• _Given data_:
* * *
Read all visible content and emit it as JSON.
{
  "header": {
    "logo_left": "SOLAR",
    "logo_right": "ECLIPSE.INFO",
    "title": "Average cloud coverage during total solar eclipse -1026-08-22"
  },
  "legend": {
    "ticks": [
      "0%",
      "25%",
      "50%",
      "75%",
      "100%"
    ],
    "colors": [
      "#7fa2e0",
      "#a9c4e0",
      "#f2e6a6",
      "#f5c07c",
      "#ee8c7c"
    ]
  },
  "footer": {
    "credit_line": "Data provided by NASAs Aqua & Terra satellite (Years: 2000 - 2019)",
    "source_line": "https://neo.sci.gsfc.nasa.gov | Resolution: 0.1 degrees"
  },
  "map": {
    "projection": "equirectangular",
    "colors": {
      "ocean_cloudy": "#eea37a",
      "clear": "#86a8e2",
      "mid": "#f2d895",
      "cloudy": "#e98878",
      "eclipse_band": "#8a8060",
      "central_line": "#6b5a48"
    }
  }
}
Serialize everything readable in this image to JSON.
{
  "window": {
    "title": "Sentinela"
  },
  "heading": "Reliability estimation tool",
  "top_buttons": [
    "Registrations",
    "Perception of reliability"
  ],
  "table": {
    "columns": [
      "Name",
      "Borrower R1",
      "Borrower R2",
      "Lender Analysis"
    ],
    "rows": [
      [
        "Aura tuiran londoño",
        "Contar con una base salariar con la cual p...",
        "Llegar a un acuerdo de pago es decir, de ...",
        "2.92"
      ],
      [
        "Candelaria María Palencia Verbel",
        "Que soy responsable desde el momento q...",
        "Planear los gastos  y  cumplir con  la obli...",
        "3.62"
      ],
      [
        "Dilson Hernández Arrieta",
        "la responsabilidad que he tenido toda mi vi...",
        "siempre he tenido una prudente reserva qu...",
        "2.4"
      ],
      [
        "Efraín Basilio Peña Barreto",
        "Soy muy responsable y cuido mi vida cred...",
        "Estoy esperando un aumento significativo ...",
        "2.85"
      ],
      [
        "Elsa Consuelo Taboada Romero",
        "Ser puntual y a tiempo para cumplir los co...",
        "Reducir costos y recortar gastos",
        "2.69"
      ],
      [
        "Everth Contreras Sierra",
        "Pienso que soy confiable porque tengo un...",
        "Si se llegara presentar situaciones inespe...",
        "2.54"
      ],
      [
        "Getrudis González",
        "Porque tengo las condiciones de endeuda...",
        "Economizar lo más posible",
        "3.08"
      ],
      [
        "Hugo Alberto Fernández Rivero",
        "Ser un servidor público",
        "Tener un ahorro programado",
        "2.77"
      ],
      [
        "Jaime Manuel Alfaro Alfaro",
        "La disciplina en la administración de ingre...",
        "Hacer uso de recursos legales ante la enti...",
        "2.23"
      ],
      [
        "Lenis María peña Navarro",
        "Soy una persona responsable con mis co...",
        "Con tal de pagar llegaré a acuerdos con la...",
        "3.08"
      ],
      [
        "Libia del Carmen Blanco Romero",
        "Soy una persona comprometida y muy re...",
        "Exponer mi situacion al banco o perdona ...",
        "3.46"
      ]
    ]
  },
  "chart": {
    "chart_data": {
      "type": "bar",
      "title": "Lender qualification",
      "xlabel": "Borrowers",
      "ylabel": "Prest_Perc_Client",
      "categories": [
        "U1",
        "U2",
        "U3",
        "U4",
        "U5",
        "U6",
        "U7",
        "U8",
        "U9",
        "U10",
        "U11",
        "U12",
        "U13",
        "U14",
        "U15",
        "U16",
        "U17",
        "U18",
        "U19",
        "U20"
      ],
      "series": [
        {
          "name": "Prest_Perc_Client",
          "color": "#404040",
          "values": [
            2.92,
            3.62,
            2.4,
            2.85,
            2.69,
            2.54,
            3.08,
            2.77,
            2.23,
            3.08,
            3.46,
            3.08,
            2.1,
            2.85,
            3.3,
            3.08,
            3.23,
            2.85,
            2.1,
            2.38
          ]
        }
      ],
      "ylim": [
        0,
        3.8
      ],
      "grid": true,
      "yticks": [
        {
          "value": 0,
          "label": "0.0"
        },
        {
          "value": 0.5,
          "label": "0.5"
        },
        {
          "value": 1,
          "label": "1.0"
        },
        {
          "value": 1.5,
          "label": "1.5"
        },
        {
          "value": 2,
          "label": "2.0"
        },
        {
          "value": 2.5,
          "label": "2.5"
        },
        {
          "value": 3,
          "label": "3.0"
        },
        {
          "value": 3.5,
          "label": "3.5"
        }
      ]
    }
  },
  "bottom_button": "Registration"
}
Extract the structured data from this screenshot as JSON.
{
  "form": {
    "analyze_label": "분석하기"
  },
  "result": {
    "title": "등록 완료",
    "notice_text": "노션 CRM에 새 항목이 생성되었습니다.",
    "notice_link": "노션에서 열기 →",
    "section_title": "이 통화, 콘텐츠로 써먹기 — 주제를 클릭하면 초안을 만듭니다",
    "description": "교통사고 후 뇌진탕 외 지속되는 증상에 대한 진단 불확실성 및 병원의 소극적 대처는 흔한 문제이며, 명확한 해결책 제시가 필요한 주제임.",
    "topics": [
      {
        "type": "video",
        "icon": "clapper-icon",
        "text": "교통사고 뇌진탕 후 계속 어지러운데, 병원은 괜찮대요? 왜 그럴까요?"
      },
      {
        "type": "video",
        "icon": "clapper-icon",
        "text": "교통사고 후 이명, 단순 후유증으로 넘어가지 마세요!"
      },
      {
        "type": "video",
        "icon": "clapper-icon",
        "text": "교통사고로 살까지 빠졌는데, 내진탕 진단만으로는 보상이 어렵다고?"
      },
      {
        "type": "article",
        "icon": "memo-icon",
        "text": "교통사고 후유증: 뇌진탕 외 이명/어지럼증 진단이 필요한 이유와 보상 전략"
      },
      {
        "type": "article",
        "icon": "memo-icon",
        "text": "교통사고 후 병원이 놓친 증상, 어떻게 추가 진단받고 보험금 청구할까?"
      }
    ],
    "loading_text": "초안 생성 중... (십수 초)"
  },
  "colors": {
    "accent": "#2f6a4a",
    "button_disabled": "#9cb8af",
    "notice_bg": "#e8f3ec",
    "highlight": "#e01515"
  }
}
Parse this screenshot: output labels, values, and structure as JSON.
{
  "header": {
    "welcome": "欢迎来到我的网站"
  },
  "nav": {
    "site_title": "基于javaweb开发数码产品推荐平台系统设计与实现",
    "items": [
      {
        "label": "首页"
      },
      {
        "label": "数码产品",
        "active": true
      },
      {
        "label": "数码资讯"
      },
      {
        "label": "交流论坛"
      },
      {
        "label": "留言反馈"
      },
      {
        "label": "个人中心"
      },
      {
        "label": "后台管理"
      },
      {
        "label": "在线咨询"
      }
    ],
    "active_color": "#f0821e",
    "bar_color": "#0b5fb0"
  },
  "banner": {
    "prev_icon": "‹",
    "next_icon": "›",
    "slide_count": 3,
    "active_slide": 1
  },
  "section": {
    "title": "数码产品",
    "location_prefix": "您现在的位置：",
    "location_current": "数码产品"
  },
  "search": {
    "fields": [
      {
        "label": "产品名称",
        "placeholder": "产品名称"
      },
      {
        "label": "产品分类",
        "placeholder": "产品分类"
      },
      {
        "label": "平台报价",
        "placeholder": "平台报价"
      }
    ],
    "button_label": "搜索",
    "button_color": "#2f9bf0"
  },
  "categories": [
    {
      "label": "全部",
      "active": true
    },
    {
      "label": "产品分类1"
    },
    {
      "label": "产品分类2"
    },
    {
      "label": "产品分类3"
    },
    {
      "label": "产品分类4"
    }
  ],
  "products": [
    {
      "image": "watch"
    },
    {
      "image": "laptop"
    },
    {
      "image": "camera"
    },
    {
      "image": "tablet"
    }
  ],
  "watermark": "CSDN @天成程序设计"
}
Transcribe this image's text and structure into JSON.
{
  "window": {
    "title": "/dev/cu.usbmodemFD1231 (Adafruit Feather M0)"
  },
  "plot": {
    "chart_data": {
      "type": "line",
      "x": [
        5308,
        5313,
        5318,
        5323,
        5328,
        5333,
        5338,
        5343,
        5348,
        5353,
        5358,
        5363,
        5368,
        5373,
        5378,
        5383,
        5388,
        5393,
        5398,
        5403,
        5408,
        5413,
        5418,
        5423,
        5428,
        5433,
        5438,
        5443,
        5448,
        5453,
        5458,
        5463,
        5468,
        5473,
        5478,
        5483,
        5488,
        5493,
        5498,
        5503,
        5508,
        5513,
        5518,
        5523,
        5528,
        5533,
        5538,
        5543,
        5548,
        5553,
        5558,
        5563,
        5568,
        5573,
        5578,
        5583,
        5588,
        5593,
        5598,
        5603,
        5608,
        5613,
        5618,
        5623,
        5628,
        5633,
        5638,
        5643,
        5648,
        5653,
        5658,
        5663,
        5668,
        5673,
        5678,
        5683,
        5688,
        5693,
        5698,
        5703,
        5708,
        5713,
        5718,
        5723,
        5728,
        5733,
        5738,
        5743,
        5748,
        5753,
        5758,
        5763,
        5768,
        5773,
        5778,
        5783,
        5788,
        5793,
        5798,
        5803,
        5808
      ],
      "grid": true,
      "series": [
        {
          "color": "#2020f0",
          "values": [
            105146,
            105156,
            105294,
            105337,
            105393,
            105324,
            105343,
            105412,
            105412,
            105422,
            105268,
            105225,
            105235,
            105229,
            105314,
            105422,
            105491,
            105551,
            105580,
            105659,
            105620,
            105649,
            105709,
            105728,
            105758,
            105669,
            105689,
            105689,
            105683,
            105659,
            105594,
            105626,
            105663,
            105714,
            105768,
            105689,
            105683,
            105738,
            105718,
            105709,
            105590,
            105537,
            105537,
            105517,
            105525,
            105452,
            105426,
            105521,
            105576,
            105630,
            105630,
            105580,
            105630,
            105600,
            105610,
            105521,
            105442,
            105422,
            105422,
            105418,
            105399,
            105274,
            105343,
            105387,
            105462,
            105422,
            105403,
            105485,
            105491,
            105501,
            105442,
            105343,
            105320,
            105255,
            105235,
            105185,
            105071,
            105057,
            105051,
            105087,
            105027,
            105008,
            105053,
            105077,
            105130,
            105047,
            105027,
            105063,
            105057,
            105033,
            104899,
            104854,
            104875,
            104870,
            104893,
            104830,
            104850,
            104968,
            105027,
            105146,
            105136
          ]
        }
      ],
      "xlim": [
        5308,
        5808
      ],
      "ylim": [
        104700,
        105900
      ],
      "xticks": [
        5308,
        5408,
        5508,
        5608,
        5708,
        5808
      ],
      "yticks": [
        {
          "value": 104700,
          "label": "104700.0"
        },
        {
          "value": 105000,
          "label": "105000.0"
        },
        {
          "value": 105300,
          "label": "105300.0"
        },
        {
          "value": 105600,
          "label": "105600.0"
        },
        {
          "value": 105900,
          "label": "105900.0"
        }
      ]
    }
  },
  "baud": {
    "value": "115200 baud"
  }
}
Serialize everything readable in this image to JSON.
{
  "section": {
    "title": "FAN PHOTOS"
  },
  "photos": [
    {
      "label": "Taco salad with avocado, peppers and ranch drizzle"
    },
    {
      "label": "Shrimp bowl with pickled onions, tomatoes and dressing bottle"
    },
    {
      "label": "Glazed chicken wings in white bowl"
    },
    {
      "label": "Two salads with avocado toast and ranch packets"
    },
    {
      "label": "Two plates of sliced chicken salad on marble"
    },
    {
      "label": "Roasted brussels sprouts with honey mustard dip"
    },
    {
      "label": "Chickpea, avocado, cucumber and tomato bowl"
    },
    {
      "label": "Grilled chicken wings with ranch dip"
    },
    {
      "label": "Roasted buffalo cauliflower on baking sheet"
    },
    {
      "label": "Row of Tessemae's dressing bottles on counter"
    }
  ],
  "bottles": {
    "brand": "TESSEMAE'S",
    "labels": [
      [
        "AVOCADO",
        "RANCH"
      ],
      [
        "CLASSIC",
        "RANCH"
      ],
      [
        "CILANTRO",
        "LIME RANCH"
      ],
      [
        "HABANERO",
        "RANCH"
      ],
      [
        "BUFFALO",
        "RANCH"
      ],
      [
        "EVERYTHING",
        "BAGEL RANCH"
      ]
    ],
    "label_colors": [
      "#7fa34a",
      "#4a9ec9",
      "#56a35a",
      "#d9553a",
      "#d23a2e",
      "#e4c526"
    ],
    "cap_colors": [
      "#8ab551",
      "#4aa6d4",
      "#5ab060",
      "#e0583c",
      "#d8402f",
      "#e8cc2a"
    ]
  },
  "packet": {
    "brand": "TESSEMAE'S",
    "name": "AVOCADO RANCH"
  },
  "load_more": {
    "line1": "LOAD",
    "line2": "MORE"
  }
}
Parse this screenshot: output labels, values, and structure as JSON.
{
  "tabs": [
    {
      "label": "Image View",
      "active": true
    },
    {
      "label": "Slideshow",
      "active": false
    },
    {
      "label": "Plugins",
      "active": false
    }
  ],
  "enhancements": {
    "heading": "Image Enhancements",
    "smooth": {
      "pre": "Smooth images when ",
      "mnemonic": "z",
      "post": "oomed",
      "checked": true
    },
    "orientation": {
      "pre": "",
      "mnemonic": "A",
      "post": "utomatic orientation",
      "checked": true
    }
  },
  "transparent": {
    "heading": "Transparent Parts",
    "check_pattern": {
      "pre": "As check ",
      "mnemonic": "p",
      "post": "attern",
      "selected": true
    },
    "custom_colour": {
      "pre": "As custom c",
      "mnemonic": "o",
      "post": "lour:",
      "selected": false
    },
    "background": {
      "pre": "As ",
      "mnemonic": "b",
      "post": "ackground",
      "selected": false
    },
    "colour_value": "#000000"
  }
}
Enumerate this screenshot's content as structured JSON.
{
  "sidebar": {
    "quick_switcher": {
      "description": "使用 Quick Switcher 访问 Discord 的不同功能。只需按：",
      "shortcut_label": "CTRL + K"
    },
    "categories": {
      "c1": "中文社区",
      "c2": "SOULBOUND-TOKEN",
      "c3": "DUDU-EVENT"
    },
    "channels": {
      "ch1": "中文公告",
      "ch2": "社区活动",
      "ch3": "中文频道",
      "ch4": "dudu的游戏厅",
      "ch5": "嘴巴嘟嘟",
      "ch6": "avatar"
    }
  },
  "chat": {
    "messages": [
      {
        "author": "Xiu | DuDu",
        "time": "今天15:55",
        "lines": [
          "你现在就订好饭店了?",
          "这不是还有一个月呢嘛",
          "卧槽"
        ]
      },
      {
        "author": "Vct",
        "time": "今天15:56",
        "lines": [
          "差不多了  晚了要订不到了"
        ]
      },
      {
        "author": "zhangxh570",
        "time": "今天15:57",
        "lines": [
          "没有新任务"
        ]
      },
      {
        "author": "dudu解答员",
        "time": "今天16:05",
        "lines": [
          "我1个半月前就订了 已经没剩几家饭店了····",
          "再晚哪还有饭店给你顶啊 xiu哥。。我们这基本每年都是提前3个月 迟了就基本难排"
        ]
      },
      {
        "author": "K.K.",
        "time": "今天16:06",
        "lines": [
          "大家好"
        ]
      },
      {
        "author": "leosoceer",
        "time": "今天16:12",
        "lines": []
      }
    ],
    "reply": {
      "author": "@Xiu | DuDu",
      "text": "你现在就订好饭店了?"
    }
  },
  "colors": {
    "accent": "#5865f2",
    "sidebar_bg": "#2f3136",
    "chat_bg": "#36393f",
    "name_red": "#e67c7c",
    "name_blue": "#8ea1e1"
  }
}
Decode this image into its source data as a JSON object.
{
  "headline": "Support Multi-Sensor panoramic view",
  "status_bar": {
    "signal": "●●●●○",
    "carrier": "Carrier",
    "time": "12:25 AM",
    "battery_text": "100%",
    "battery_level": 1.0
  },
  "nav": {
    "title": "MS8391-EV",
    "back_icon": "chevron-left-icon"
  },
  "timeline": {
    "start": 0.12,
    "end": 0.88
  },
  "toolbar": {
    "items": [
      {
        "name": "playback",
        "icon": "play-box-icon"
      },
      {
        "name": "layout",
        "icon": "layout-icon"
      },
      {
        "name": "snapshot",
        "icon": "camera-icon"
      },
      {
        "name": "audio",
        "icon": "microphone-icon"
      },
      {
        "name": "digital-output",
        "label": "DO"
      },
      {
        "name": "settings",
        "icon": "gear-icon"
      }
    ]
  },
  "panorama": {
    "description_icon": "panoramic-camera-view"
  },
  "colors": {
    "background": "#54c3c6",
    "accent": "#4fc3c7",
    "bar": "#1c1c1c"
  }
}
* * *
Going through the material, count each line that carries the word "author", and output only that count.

• _Exercise result_: 7